(Corrects spelling of Klobuchar in bullet point)
* Florida voters choose Republican Mack, Democrat Nelson for
* Wisconsin, Connecticut voters choose candidates for vacant
* Minnesota Senator Klobuchar will be favorite in November
By Brendan O'Brien
MILWAUKEE, Aug 14 Favored candidates for the
U.S. Senate easily won primary contests in Florida and
Connecticut on Tuesday, as Republicans and Democrats in four
states picked candidates for the Nov. 6 general election that
will decide which party controls Congress.
Democrats control the Senate by a 53-47 majority. Two years
ago, Republicans seized control of the House of Representatives
in the 2010 mid-term election and hold a 240 to 192 majority.
In Florida, two-term Democratic Senator Bill Nelson faced
minor opposition in his primary, but was expected to be in for a
tough re-election battle in November against the Republican

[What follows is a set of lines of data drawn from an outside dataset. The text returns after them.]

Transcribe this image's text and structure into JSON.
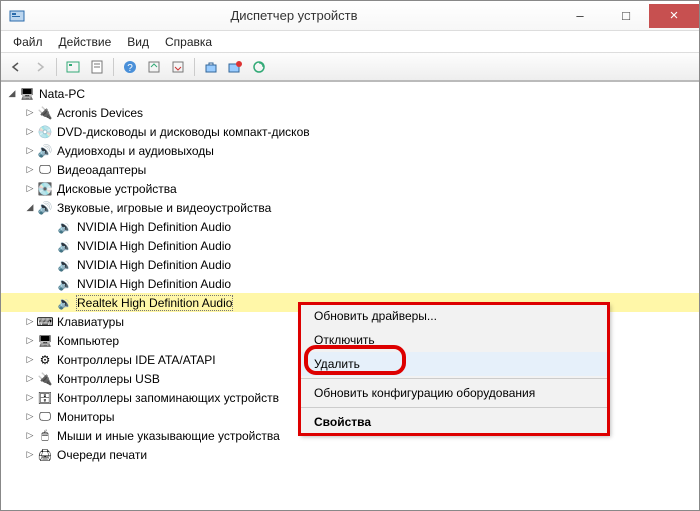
{
  "window": {
    "title": "Диспетчер устройств",
    "minimize": "–",
    "maximize": "□",
    "close": "×"
  },
  "menu": {
    "file": "Файл",
    "action": "Действие",
    "view": "Вид",
    "help": "Справка"
  },
  "tree": {
    "root": "Nata-PC",
    "items": [
      {
        "label": "Acronis Devices",
        "icon": "device",
        "expandable": true
      },
      {
        "label": "DVD-дисководы и дисководы компакт-дисков",
        "icon": "disc",
        "expandable": true
      },
      {
        "label": "Аудиовходы и аудиовыходы",
        "icon": "audio",
        "expandable": true
      },
      {
        "label": "Видеоадаптеры",
        "icon": "display",
        "expandable": true
      },
      {
        "label": "Дисковые устройства",
        "icon": "disk",
        "expandable": true
      },
      {
        "label": "Звуковые, игровые и видеоустройства",
        "icon": "audio",
        "expandable": true,
        "expanded": true,
        "children": [
          {
            "label": "NVIDIA High Definition Audio",
            "icon": "audio-dev"
          },
          {
            "label": "NVIDIA High Definition Audio",
            "icon": "audio-dev"
          },
          {
            "label": "NVIDIA High Definition Audio",
            "icon": "audio-dev"
          },
          {
            "label": "NVIDIA High Definition Audio",
            "icon": "audio-dev"
          },
          {
            "label": "Realtek High Definition Audio",
            "icon": "audio-dev",
            "selected": true
          }
        ]
      },
      {
        "label": "Клавиатуры",
        "icon": "keyboard",
        "expandable": true
      },
      {
        "label": "Компьютер",
        "icon": "computer",
        "expandable": true
      },
      {
        "label": "Контроллеры IDE ATA/ATAPI",
        "icon": "ide",
        "expandable": true
      },
      {
        "label": "Контроллеры USB",
        "icon": "usb",
        "expandable": true
      },
      {
        "label": "Контроллеры запоминающих устройств",
        "icon": "storage",
        "expandable": true
      },
      {
        "label": "Мониторы",
        "icon": "monitor",
        "expandable": true
      },
      {
        "label": "Мыши и иные указывающие устройства",
        "icon": "mouse",
        "expandable": true
      },
      {
        "label": "Очереди печати",
        "icon": "printer",
        "expandable": true
      }
    ]
  },
  "context_menu": {
    "update_drivers": "Обновить драйверы...",
    "disable": "Отключить",
    "delete": "Удалить",
    "scan": "Обновить конфигурацию оборудования",
    "properties": "Свойства"
  },
  "icons": {
    "computer": "🖥",
    "device": "🔌",
    "disc": "💿",
    "audio": "🔊",
    "display": "🖵",
    "disk": "💽",
    "audio-dev": "🔉",
    "keyboard": "⌨",
    "ide": "⚙",
    "usb": "🔌",
    "storage": "🗄",
    "monitor": "🖵",
    "mouse": "🖱",
    "printer": "🖨"
  }
}
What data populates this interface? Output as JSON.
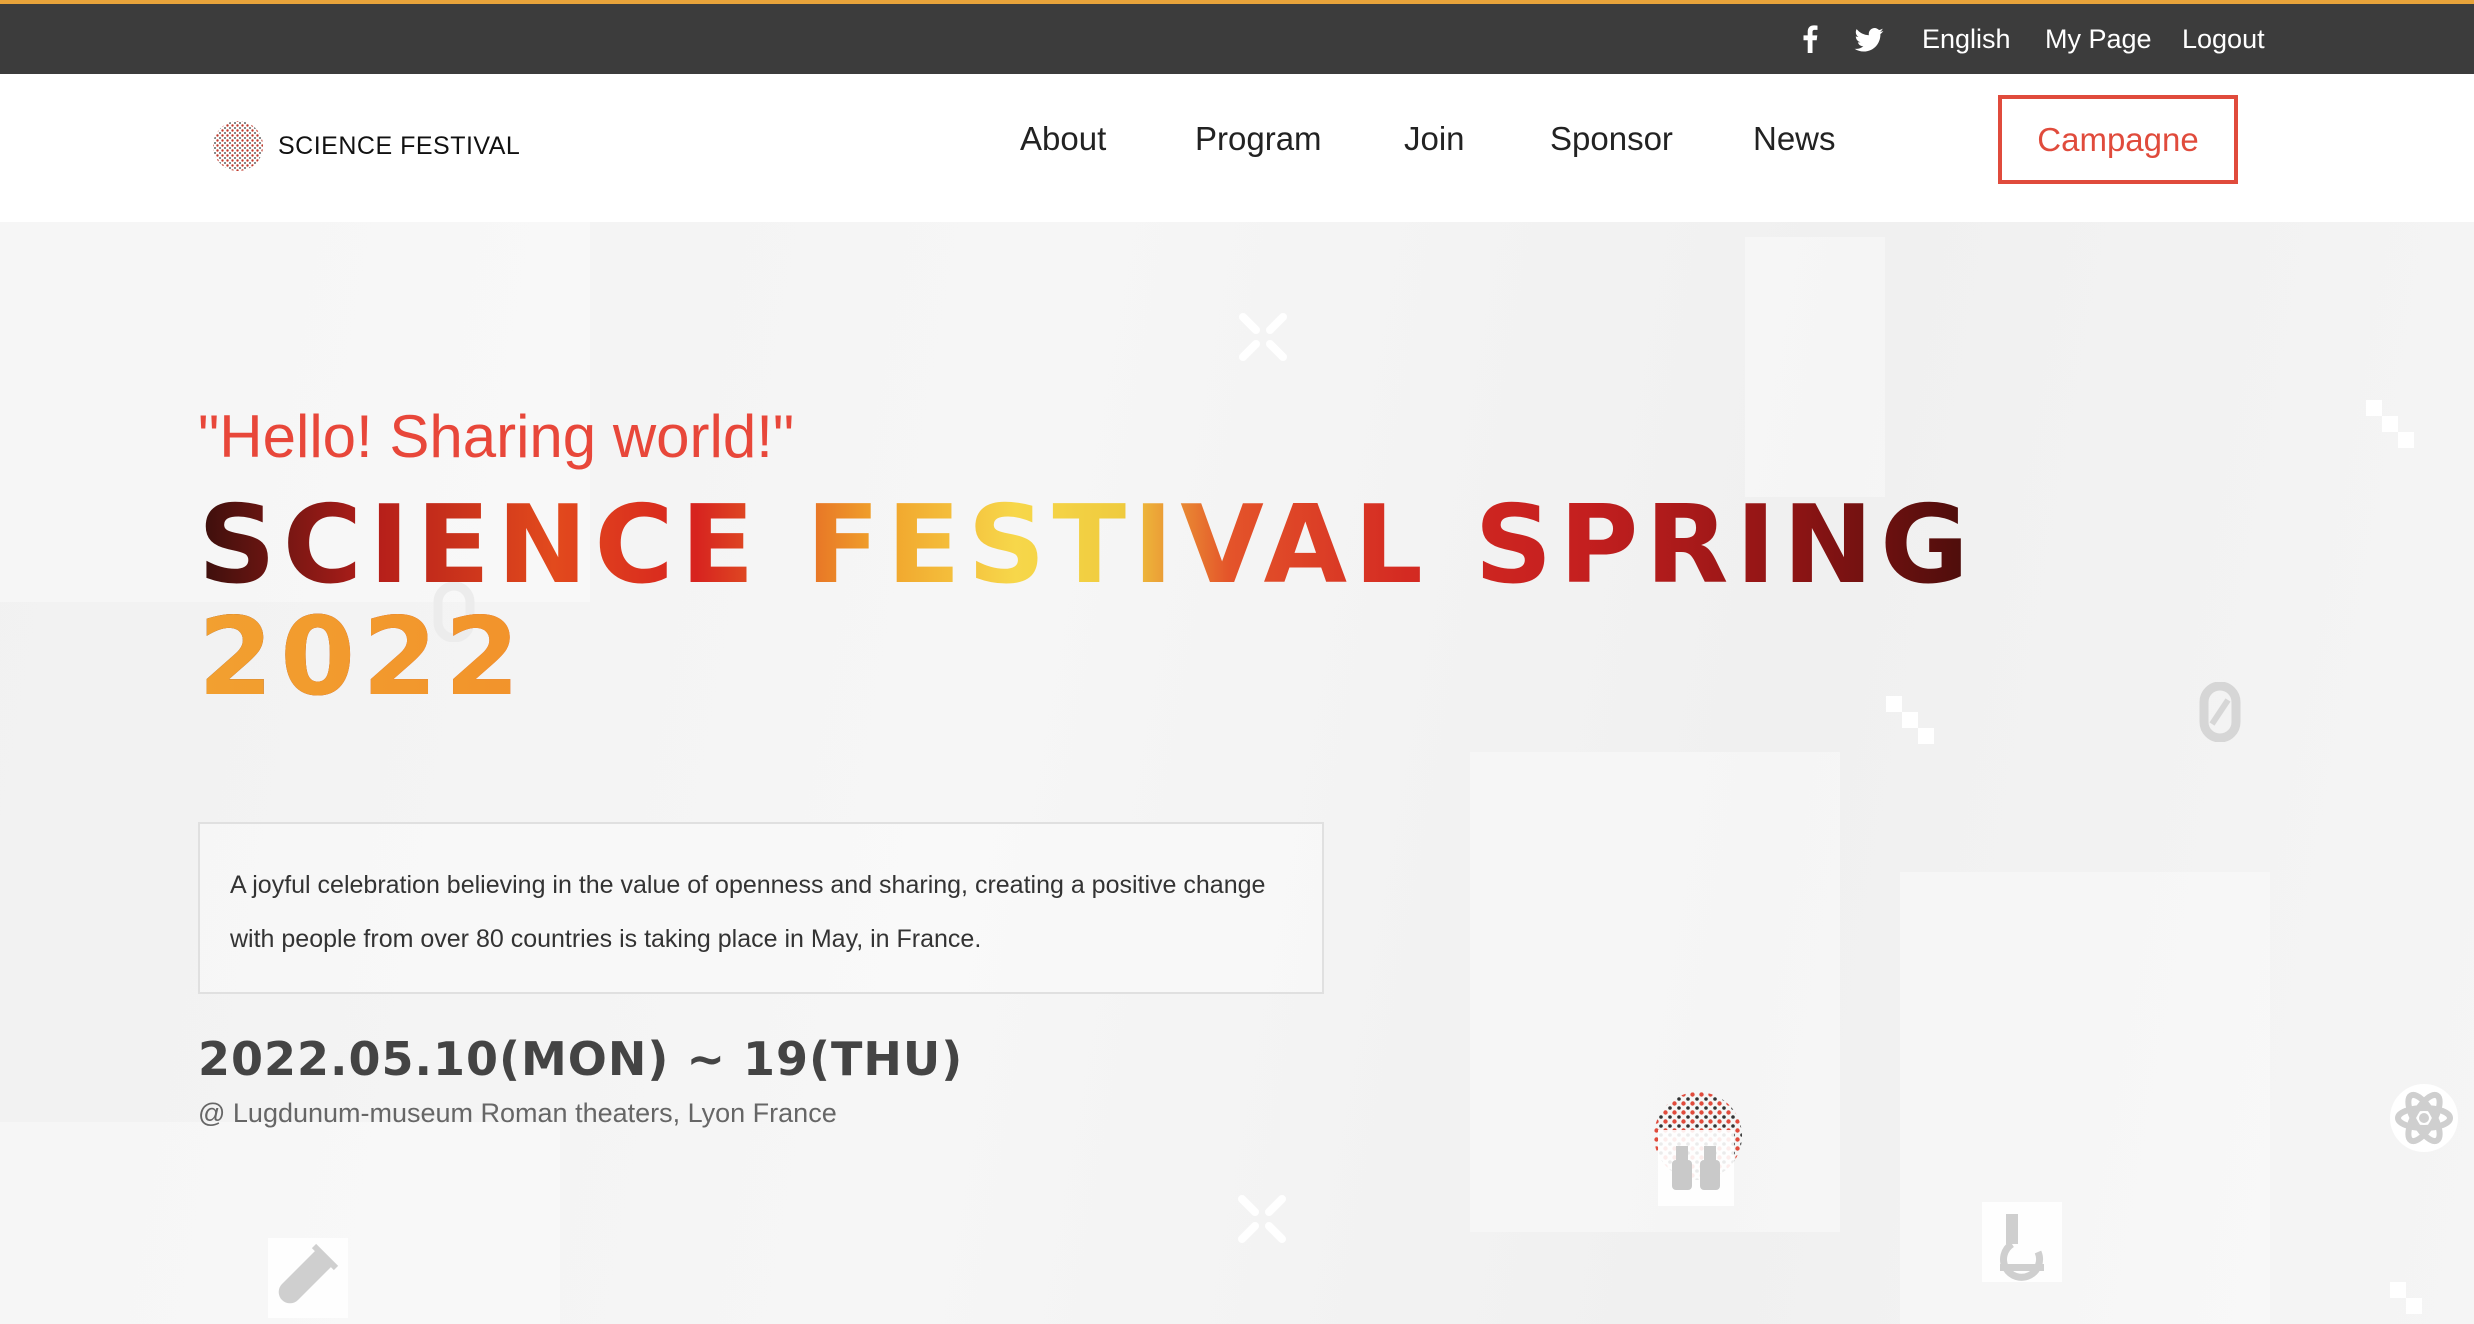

primary winner, U.S. Representative Connie Mack.
Mack, the son of a former senator, easily won the Republican
primary over three other candidates and could edge out the
incumbent Nelson in a general election, according to a recent
poll. But political analysts said Nelson has ample resources to
"Tonight's results really show that a lot of Republicans are
voting for the candidate they think will have the best chance of
beating the Democrat" and putting aside negative concerns about
individual candidates, said University of South Florida
political analyst Susan MacManus.
Because of population shifts over the past decade, Florida
added two congressional seats, but the redrawn districts pitted
two incumbent Republicans against each other. Republican John
Mica, a 20-year veteran, easily beat Sandy Adams, a favorite of
the conservative Tea Party movement, in a central Florida
The Cook Political Report considers seven of the 23
Democratic-controlled U.S. Senate seats to be toss-ups. Nelson's
re-election chances were seen as particularly tough. Three of
the 10 Republican-held seats up for election this year are
"It's a 50-50 ball game right now," said Cook Political
Report analyst Jennifer Duffy. "When I look at the map, I find
it improbable that any party would have 52 (Senate) seats, with
51 more probable."
A 50-50 tie in the Senate would give control of the chamber
to the candidate who wins the presidency - Democratic President
Barack Obama or his Republican challenger, former Massachusetts
Governor Mitt Romney.
A wild card in the Senate will be if former Maine Governor
Angus King, an independent, wins the seat of retiring Republican
Olympia Snowe. King has said he will not declare which party he
will side with until after the November vote.
Wisconsin and Connecticut voters set the stage to fill U.S.
Senate seats being vacated by retiring Democrat Herb Kohl and
Joseph Lieberman, an independent who caucuses with the
Wisconsin Democrat Tammy Baldwin, a seven-term U.S.
representative and avowed liberal, ran unopposed in her party's
primary. Former four-term Wisconsin Governor Tommy Thompson beat
businessman and political neophyte Eric Hovde and two other
candidates for the Republican nomination.
Thompson may benefit in the general election from Romney's
choice over the weekend of Wisconsin congressman Paul Ryan as
his vice presidential running mate, analysts said.
However, Ryan is a polarizing figure in Washington, where he
led his party's push to cut domestic spending, lower taxes and
scale back the size of the federal government as chairman of the
House of Representatives Budget Committee.
The Connecticut contest was won by favorite Linda McMahon, a
professional wrestling executive. McMahon is seeking another
chance after she lost a Senate race two years ago despite
spending $50 million.
On the Democratic side, U.S. Representative Christopher
Murphy was favored to win the primary and has already been
targeted by McMahon's campaign ads.
In June, a Quinnipiac University poll found Murphy with a
slight lead over McMahon if the two candidates face each other
in the November general election.
Minnesota Senator Amy Klobuchar, a Democrat, was predicted
to be heavily favored in November against the winner of the
Republican contest. The party-endorsed candidate, Republican
state representative Kurt Bills, was leading handily with more
than half the vote counted.
(Additional reporting by Edith Honan in New York, David Bailey
in Minneapolis and David Adams, Tom Brown and Barbara Liston in
Florida.; Writing by Andrew Stern. Editing by Cynthia Johnston
and Christopher Wilson)